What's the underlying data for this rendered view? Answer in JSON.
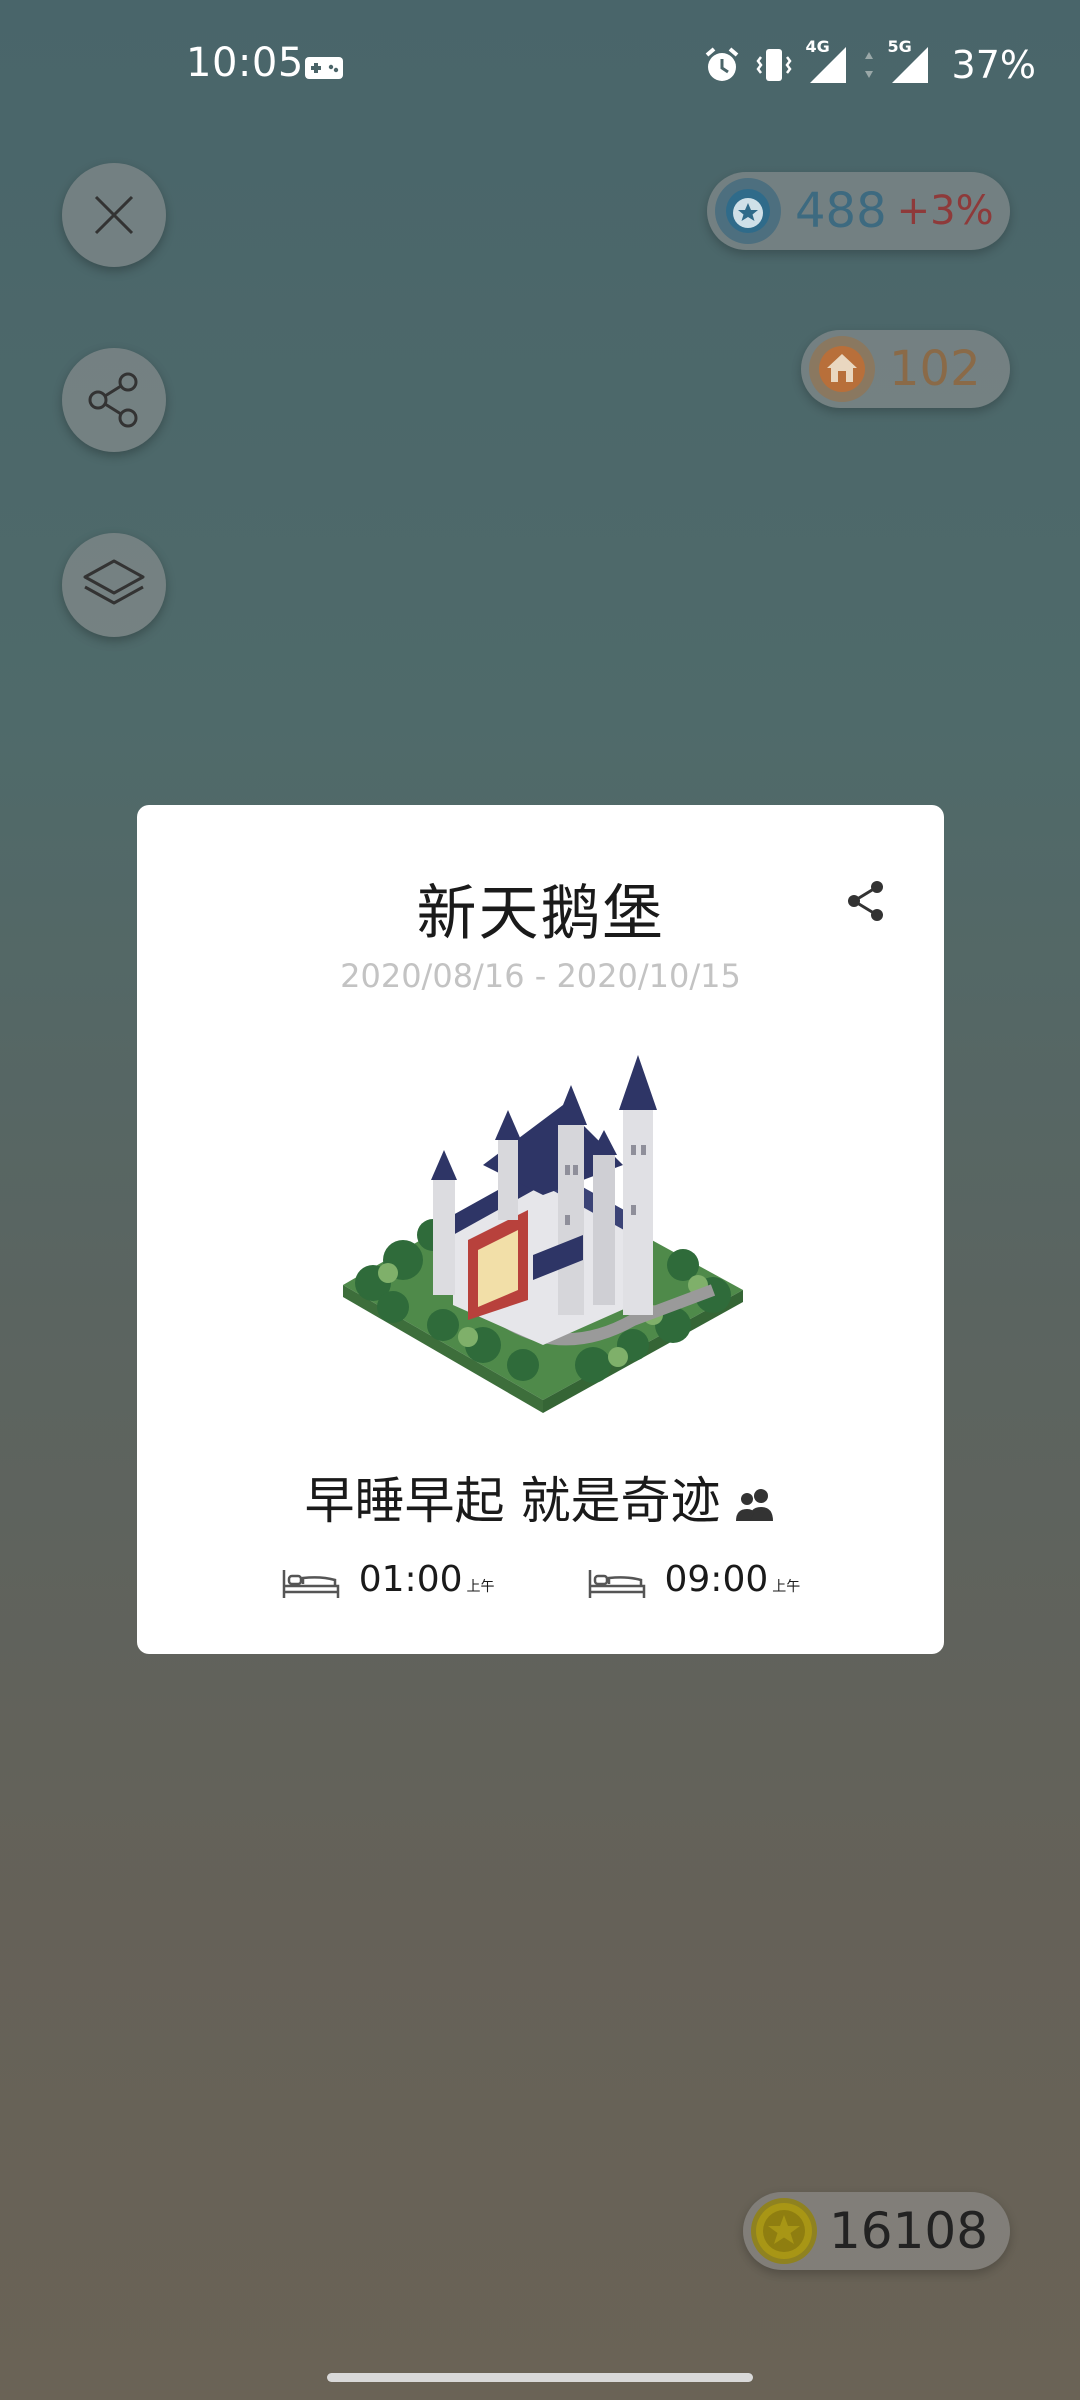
{
  "status_bar": {
    "time": "10:05",
    "network_4g": "4G",
    "network_5g": "5G",
    "battery": "37%"
  },
  "side_buttons": [
    {
      "icon": "close-icon"
    },
    {
      "icon": "share-icon"
    },
    {
      "icon": "layers-icon"
    }
  ],
  "stats": {
    "coins_value": "488",
    "coins_growth": "+3%",
    "houses_value": "102",
    "gold_value": "16108"
  },
  "card": {
    "title": "新天鹅堡",
    "date_range": "2020/08/16 - 2020/10/15",
    "slogan": "早睡早起 就是奇迹",
    "sleep_time": "01:00",
    "sleep_ampm": "上午",
    "wake_time": "09:00",
    "wake_ampm": "上午"
  },
  "colors": {
    "coins": "#3d6a80",
    "growth": "#8e3a3a",
    "house": "#8a6a48"
  }
}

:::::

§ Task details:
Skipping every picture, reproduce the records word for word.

§ Reply to the exercise:
What's the underlying data for this rendered view? Answer in JSON.
{
  "status_bar": {
    "time": "10:05",
    "network_4g": "4G",
    "network_5g": "5G",
    "battery": "37%"
  },
  "side_buttons": [
    {
      "icon": "close-icon"
    },
    {
      "icon": "share-icon"
    },
    {
      "icon": "layers-icon"
    }
  ],
  "stats": {
    "coins_value": "488",
    "coins_growth": "+3%",
    "houses_value": "102",
    "gold_value": "16108"
  },
  "card": {
    "title": "新天鹅堡",
    "date_range": "2020/08/16 - 2020/10/15",
    "slogan": "早睡早起 就是奇迹",
    "sleep_time": "01:00",
    "sleep_ampm": "上午",
    "wake_time": "09:00",
    "wake_ampm": "上午"
  },
  "colors": {
    "coins": "#3d6a80",
    "growth": "#8e3a3a",
    "house": "#8a6a48"
  }
}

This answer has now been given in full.